== WHAT TO PRODUCE ==
The records below are split into lines. How many of those lines contain the string "JSON"? Reply with the number only.

━━━━━━━━

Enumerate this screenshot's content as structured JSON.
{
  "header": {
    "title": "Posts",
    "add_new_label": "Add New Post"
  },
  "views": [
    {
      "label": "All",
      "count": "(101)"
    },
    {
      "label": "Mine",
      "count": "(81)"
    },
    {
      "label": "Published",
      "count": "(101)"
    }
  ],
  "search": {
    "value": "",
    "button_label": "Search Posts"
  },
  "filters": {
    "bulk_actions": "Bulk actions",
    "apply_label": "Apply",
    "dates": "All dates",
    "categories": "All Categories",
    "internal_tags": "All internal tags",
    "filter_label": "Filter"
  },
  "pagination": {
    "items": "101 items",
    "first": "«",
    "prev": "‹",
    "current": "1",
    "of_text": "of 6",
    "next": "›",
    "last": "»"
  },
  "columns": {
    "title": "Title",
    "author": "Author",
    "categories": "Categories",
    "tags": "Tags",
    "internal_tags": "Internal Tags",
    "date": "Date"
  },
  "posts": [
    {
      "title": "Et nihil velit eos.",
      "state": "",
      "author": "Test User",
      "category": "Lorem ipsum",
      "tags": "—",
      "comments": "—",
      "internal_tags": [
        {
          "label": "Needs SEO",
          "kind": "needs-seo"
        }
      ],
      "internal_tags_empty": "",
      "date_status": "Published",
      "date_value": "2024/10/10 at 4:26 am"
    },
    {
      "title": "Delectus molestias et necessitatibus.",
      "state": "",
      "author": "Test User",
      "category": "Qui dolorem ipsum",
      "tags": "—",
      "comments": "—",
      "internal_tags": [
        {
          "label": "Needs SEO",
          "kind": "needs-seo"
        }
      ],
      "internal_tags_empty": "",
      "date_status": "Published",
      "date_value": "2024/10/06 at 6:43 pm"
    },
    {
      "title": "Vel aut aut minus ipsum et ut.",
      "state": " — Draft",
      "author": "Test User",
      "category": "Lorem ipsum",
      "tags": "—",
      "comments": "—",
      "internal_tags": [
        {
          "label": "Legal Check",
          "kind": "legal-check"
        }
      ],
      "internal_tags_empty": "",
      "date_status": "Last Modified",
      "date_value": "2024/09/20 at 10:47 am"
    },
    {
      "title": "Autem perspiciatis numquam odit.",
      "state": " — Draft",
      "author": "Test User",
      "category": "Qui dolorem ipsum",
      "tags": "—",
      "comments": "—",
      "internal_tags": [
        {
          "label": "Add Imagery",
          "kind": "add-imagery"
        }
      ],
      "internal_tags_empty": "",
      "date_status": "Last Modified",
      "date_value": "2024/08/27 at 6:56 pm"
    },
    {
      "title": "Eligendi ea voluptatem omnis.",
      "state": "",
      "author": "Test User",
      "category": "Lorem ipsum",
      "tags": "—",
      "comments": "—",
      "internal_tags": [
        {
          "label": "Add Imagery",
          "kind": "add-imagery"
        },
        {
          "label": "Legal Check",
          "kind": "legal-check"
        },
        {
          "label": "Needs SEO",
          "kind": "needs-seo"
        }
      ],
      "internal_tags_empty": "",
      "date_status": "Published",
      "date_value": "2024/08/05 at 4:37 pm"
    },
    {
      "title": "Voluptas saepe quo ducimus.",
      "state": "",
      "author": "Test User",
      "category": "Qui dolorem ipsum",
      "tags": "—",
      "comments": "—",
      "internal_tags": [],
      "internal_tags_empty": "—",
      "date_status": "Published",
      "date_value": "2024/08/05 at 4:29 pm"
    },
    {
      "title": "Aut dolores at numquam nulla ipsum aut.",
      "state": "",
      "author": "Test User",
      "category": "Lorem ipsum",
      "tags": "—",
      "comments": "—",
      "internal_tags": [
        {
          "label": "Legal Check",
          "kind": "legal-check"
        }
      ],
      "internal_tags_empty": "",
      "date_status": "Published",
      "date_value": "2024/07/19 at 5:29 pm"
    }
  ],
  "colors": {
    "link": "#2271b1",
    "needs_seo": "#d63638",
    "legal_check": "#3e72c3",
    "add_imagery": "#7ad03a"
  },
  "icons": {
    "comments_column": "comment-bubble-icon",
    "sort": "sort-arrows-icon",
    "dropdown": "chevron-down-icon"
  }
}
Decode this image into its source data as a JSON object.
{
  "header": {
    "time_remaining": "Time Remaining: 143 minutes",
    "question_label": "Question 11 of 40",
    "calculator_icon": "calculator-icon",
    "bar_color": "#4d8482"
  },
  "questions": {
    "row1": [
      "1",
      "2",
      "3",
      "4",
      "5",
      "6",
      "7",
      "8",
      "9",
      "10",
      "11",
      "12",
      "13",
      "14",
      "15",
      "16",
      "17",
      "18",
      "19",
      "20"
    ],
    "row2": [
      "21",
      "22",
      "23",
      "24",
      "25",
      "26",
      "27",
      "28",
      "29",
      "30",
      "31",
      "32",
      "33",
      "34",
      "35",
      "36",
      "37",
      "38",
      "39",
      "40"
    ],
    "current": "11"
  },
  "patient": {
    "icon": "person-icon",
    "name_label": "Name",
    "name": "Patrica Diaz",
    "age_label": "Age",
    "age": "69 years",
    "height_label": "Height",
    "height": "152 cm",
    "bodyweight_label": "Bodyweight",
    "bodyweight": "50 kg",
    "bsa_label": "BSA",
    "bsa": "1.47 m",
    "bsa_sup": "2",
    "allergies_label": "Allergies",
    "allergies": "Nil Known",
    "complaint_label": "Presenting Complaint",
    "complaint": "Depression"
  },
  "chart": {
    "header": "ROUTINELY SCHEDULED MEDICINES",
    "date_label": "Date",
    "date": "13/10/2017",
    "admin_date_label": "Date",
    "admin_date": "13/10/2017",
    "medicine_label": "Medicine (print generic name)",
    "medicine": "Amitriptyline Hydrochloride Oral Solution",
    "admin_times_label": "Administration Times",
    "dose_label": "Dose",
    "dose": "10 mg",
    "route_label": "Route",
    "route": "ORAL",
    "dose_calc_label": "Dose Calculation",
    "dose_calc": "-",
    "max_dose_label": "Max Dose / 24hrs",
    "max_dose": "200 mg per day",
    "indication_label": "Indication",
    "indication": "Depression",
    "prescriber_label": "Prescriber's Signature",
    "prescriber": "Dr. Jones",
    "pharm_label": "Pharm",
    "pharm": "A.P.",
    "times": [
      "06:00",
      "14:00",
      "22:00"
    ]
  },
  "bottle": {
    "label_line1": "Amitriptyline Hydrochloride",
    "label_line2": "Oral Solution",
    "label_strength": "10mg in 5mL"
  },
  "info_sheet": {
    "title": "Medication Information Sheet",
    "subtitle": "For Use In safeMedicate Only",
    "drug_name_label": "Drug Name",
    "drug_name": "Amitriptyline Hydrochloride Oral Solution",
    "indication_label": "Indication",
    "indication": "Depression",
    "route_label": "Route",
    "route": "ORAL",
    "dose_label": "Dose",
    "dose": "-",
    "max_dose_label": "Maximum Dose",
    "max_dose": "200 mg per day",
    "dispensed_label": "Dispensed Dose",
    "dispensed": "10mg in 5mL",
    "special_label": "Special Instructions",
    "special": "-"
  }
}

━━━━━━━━

== ANSWER BOX ==
2